* **RECORDS TO PROCESS**:
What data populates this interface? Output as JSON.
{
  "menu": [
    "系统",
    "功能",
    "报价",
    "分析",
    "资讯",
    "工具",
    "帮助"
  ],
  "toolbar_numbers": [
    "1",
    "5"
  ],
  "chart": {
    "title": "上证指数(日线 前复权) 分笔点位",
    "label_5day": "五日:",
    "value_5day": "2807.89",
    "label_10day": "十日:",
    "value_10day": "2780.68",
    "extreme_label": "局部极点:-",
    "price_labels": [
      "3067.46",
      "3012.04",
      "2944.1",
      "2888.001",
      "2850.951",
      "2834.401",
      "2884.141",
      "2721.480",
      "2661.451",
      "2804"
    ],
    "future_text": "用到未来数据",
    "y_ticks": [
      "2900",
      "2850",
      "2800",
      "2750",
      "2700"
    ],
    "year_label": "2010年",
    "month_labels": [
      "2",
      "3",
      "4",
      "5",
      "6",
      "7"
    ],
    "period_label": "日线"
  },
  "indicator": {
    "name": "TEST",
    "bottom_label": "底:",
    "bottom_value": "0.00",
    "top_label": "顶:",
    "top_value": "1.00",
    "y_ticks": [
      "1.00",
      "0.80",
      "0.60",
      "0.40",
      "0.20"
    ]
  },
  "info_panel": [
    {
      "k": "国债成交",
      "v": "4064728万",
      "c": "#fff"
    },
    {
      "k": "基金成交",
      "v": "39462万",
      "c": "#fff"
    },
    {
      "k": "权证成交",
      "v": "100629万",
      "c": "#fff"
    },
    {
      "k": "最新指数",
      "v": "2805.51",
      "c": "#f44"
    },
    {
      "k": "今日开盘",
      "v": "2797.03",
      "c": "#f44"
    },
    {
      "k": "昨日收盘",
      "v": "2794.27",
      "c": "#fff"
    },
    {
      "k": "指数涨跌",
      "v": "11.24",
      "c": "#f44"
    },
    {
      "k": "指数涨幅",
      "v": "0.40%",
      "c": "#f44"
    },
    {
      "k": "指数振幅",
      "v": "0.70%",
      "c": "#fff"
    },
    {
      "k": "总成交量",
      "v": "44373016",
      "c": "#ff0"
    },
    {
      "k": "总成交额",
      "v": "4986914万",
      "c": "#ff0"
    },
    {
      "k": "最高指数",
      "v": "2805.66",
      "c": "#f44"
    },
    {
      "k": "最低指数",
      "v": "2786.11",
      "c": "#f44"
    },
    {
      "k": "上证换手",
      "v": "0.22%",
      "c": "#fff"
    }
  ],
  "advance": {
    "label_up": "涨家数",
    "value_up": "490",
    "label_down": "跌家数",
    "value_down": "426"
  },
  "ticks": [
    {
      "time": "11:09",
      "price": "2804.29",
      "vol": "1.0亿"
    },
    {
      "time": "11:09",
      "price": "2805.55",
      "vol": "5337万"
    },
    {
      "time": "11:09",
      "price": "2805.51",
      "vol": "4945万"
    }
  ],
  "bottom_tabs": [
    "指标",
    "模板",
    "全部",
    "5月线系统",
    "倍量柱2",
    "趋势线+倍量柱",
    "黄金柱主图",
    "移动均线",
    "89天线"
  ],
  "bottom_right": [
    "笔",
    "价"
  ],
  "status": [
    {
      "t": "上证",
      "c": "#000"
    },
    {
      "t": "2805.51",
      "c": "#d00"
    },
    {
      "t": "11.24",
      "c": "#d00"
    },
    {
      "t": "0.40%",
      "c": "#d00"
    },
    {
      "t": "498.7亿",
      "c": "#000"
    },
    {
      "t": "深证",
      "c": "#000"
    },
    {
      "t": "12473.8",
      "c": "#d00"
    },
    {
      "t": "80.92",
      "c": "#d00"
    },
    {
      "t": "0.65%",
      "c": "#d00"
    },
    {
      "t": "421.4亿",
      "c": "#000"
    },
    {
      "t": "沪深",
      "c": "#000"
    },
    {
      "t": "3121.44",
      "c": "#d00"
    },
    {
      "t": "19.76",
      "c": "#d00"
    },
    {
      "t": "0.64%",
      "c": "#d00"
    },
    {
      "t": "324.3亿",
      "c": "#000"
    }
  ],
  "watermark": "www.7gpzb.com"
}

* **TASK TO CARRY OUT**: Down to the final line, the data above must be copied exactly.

* **TASK OUTPUT**:
What data populates this interface? Output as JSON.
{
  "menu": [
    "系统",
    "功能",
    "报价",
    "分析",
    "资讯",
    "工具",
    "帮助"
  ],
  "toolbar_numbers": [
    "1",
    "5"
  ],
  "chart": {
    "title": "上证指数(日线 前复权) 分笔点位",
    "label_5day": "五日:",
    "value_5day": "2807.89",
    "label_10day": "十日:",
    "value_10day": "2780.68",
    "extreme_label": "局部极点:-",
    "price_labels": [
      "3067.46",
      "3012.04",
      "2944.1",
      "2888.001",
      "2850.951",
      "2834.401",
      "2884.141",
      "2721.480",
      "2661.451",
      "2804"
    ],
    "future_text": "用到未来数据",
    "y_ticks": [
      "2900",
      "2850",
      "2800",
      "2750",
      "2700"
    ],
    "year_label": "2010年",
    "month_labels": [
      "2",
      "3",
      "4",
      "5",
      "6",
      "7"
    ],
    "period_label": "日线"
  },
  "indicator": {
    "name": "TEST",
    "bottom_label": "底:",
    "bottom_value": "0.00",
    "top_label": "顶:",
    "top_value": "1.00",
    "y_ticks": [
      "1.00",
      "0.80",
      "0.60",
      "0.40",
      "0.20"
    ]
  },
  "info_panel": [
    {
      "k": "国债成交",
      "v": "4064728万",
      "c": "#fff"
    },
    {
      "k": "基金成交",
      "v": "39462万",
      "c": "#fff"
    },
    {
      "k": "权证成交",
      "v": "100629万",
      "c": "#fff"
    },
    {
      "k": "最新指数",
      "v": "2805.51",
      "c": "#f44"
    },
    {
      "k": "今日开盘",
      "v": "2797.03",
      "c": "#f44"
    },
    {
      "k": "昨日收盘",
      "v": "2794.27",
      "c": "#fff"
    },
    {
      "k": "指数涨跌",
      "v": "11.24",
      "c": "#f44"
    },
    {
      "k": "指数涨幅",
      "v": "0.40%",
      "c": "#f44"
    },
    {
      "k": "指数振幅",
      "v": "0.70%",
      "c": "#fff"
    },
    {
      "k": "总成交量",
      "v": "44373016",
      "c": "#ff0"
    },
    {
      "k": "总成交额",
      "v": "4986914万",
      "c": "#ff0"
    },
    {
      "k": "最高指数",
      "v": "2805.66",
      "c": "#f44"
    },
    {
      "k": "最低指数",
      "v": "2786.11",
      "c": "#f44"
    },
    {
      "k": "上证换手",
      "v": "0.22%",
      "c": "#fff"
    }
  ],
  "advance": {
    "label_up": "涨家数",
    "value_up": "490",
    "label_down": "跌家数",
    "value_down": "426"
  },
  "ticks": [
    {
      "time": "11:09",
      "price": "2804.29",
      "vol": "1.0亿"
    },
    {
      "time": "11:09",
      "price": "2805.55",
      "vol": "5337万"
    },
    {
      "time": "11:09",
      "price": "2805.51",
      "vol": "4945万"
    }
  ],
  "bottom_tabs": [
    "指标",
    "模板",
    "全部",
    "5月线系统",
    "倍量柱2",
    "趋势线+倍量柱",
    "黄金柱主图",
    "移动均线",
    "89天线"
  ],
  "bottom_right": [
    "笔",
    "价"
  ],
  "status": [
    {
      "t": "上证",
      "c": "#000"
    },
    {
      "t": "2805.51",
      "c": "#d00"
    },
    {
      "t": "11.24",
      "c": "#d00"
    },
    {
      "t": "0.40%",
      "c": "#d00"
    },
    {
      "t": "498.7亿",
      "c": "#000"
    },
    {
      "t": "深证",
      "c": "#000"
    },
    {
      "t": "12473.8",
      "c": "#d00"
    },
    {
      "t": "80.92",
      "c": "#d00"
    },
    {
      "t": "0.65%",
      "c": "#d00"
    },
    {
      "t": "421.4亿",
      "c": "#000"
    },
    {
      "t": "沪深",
      "c": "#000"
    },
    {
      "t": "3121.44",
      "c": "#d00"
    },
    {
      "t": "19.76",
      "c": "#d00"
    },
    {
      "t": "0.64%",
      "c": "#d00"
    },
    {
      "t": "324.3亿",
      "c": "#000"
    }
  ],
  "watermark": "www.7gpzb.com"
}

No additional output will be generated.